■ The problem
What lines below include the word "Employment"? Copy each one.

■ Data excerpts

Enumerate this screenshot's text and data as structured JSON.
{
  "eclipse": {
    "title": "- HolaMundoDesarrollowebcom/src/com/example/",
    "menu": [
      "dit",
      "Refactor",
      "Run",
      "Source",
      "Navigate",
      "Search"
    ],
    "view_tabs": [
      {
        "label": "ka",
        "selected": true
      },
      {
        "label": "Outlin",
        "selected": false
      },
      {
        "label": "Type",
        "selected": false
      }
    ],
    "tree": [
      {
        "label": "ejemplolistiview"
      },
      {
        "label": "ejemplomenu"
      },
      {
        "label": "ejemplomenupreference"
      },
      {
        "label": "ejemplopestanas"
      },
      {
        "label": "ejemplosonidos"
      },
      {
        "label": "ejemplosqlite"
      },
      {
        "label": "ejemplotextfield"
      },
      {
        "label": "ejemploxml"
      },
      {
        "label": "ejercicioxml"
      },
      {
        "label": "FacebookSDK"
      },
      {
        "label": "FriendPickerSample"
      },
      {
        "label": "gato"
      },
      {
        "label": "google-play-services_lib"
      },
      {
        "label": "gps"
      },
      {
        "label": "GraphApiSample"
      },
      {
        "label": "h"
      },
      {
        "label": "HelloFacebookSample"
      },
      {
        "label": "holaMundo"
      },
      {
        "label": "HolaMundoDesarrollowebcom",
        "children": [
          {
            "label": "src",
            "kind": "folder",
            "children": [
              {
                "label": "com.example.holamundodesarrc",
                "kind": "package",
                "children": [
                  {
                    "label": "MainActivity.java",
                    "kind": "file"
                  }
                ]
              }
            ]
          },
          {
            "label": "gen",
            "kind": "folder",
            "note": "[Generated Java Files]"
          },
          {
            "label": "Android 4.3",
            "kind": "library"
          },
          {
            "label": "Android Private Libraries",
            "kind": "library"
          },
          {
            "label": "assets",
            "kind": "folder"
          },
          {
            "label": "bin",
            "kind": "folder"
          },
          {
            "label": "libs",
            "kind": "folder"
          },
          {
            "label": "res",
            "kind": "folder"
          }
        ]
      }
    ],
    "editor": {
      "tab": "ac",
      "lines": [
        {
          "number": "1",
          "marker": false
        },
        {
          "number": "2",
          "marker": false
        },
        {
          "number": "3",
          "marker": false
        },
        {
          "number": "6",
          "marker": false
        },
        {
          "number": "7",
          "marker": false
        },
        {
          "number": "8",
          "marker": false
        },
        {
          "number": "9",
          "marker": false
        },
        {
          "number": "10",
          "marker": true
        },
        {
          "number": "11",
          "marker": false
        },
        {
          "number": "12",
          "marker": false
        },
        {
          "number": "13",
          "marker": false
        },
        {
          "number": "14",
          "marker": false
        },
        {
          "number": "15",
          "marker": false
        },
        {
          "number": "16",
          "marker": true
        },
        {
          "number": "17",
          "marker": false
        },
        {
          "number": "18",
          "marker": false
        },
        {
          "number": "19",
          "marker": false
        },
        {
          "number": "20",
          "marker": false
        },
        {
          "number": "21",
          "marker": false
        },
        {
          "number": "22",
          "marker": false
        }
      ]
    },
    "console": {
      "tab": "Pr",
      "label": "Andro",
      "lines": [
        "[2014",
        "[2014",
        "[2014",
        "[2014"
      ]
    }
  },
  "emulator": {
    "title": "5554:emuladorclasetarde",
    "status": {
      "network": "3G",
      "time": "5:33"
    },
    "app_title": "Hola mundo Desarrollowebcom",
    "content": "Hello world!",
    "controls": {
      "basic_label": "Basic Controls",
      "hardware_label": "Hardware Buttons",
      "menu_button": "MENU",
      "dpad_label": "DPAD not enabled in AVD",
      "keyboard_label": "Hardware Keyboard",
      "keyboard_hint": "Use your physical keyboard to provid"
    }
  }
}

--

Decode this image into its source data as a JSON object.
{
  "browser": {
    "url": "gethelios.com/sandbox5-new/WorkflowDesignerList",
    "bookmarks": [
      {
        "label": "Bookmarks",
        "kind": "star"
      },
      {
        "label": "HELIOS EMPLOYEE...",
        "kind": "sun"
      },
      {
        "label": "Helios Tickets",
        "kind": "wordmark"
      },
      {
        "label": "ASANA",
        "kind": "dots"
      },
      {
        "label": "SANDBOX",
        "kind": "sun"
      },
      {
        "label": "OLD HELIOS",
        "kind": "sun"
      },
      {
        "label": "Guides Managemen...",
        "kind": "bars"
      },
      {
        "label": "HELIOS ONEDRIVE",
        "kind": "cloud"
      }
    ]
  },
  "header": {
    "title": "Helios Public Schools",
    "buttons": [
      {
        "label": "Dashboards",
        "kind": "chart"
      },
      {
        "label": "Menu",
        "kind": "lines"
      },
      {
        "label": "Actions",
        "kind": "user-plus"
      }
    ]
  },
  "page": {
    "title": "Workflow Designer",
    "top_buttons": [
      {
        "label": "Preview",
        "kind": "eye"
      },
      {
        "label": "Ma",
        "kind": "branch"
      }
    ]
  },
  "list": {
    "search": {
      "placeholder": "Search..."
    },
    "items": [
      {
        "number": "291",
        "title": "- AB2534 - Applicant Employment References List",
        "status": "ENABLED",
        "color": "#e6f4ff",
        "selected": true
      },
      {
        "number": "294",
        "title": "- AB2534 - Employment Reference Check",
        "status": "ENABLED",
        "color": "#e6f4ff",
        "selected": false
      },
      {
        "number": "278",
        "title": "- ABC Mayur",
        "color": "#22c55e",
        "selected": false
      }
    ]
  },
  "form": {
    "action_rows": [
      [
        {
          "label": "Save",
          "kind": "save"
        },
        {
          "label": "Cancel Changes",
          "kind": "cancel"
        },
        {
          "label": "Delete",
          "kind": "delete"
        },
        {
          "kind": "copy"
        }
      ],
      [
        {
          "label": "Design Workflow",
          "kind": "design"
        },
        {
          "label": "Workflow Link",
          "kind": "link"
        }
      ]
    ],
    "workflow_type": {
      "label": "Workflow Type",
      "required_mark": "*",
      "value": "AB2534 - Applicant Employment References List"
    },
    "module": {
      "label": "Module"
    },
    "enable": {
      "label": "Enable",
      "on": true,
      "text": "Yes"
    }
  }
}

■ Expected output
        "title": "- AB2534 - Applicant Employment References List",
        "title": "- AB2534 - Employment Reference Check",
      "value": "AB2534 - Applicant Employment References List"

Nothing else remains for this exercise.